INSTRUCTIONS TO FOLLOW: Retype each record below word for word. Leave the pictures out.

RECORDS PROVIDED:
========================================================================
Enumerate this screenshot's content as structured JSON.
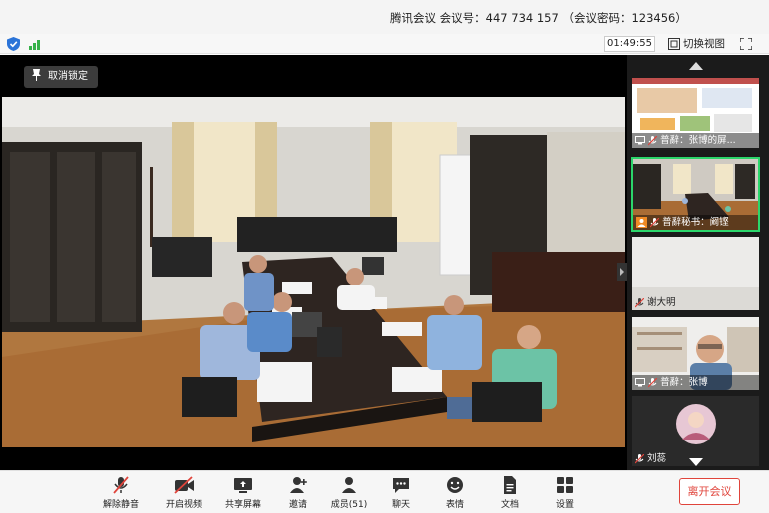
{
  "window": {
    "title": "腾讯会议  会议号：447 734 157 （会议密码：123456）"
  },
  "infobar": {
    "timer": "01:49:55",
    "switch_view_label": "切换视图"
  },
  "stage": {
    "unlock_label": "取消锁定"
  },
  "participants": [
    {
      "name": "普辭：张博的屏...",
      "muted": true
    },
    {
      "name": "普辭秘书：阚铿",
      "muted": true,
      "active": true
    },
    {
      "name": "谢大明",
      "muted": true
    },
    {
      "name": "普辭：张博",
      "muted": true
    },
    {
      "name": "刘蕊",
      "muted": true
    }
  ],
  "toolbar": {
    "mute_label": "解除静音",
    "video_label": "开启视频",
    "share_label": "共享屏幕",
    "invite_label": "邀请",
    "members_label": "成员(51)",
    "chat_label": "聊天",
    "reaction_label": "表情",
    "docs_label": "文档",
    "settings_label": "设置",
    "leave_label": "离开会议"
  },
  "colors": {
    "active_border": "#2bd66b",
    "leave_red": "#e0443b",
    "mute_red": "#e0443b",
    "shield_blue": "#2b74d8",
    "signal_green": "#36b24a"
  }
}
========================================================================
SOLUTION FOR THIS PROBLEM:
Enumerate this screenshot's content as structured JSON.
{
  "window": {
    "title": "腾讯会议  会议号：447 734 157 （会议密码：123456）"
  },
  "infobar": {
    "timer": "01:49:55",
    "switch_view_label": "切换视图"
  },
  "stage": {
    "unlock_label": "取消锁定"
  },
  "participants": [
    {
      "name": "普辭：张博的屏...",
      "muted": true
    },
    {
      "name": "普辭秘书：阚铿",
      "muted": true,
      "active": true
    },
    {
      "name": "谢大明",
      "muted": true
    },
    {
      "name": "普辭：张博",
      "muted": true
    },
    {
      "name": "刘蕊",
      "muted": true
    }
  ],
  "toolbar": {
    "mute_label": "解除静音",
    "video_label": "开启视频",
    "share_label": "共享屏幕",
    "invite_label": "邀请",
    "members_label": "成员(51)",
    "chat_label": "聊天",
    "reaction_label": "表情",
    "docs_label": "文档",
    "settings_label": "设置",
    "leave_label": "离开会议"
  },
  "colors": {
    "active_border": "#2bd66b",
    "leave_red": "#e0443b",
    "mute_red": "#e0443b",
    "shield_blue": "#2b74d8",
    "signal_green": "#36b24a"
  }
}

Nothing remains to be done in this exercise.